Thursday, April 21, 2016
Youcat commented through CCC – Question n. 137 - Part II.
(Youcat answer - repeated) The Church is called apostolic because she was founded by the apostles, holds fast to their Tradition, and is governed by their successors.
A deepening through CCC
(CCC 858) Jesus is the Father's Emissary. From the beginning of his ministry, he "called to him those whom he desired;… And he appointed twelve, whom also he named apostles, to be with him, and to be sent out to preach" (Mk 3:13-14). From then on, they would also be his "emissaries" (Greek apostoloi). In them, Christ continues his own mission: "As the Father has sent me, even so I send you" (Jn 20:21; cf. 13:20; 17:18). The apostles' ministry is the continuation of his mission; Jesus said to the Twelve: "he who receives you receives me" (Mt 10:40; cf. Lk 10:16
Reflecting and meditating
(Youcat comment) Jesus called the Apostles to be his closest collaborators. They were his eyewitnesses. After his Resurrection, he appeared to them repeatedly. He bestowed on them the Holy Spirit and sent them as his authoritative messengers to all the world. They assured unity in the early Church. They conferred their mission and authority upon their successors, the bishops, through the laying on of hands. This process is called Apostolic Succession.

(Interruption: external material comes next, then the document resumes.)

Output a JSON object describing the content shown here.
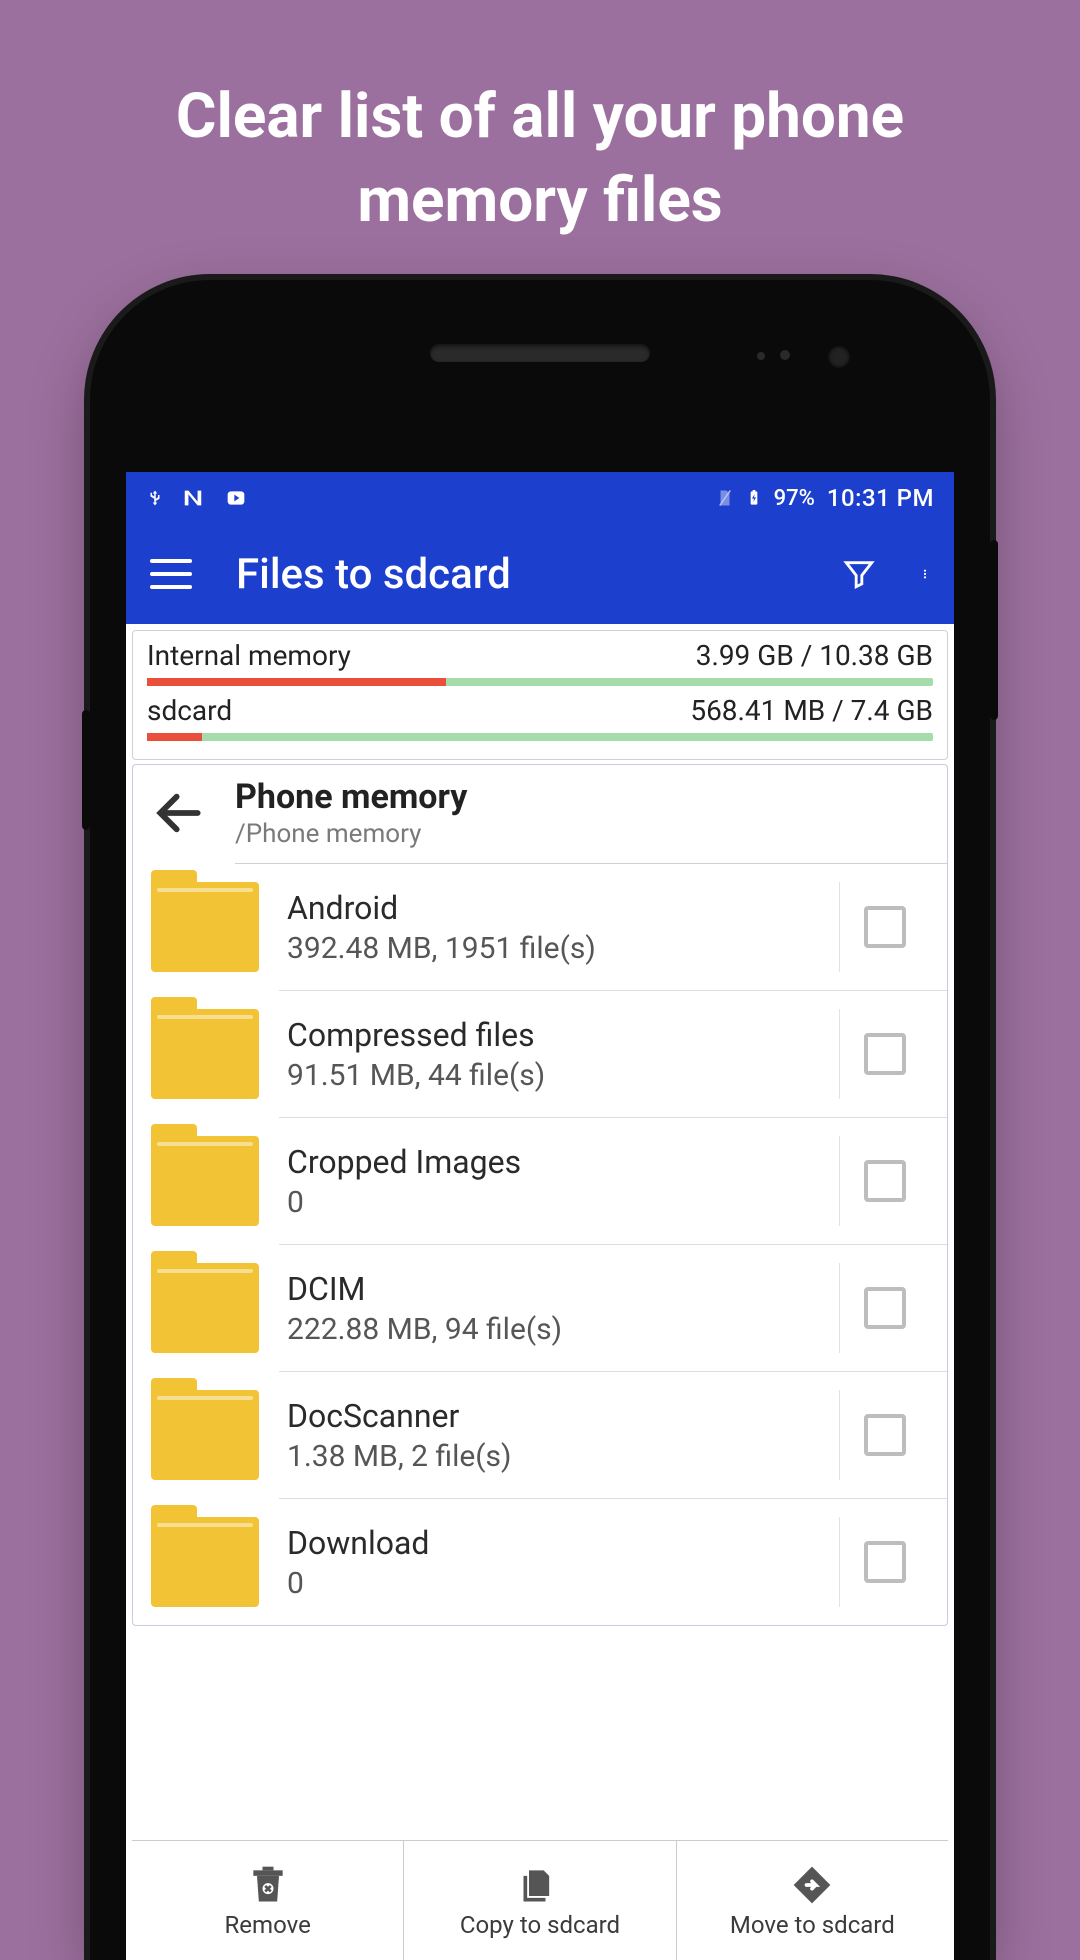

(CCC 859) Jesus unites them to the mission he received from the Father. As "the Son can do nothing of his own accord," but receives everything from the Father who sent him, so those whom Jesus sends can do nothing apart from him (Jn 5:19, 30; cf. 15:5), from whom they received both the mandate for their mission and the power to carry it out. Christ's apostles knew that they were called by God as "ministers of a new covenant," "servants of God," "ambassadors for Christ," "servants of Christ and stewards of the mysteries of God" (2 Cor 3:6; 6:4; 5:20; 1 Cor 4:1).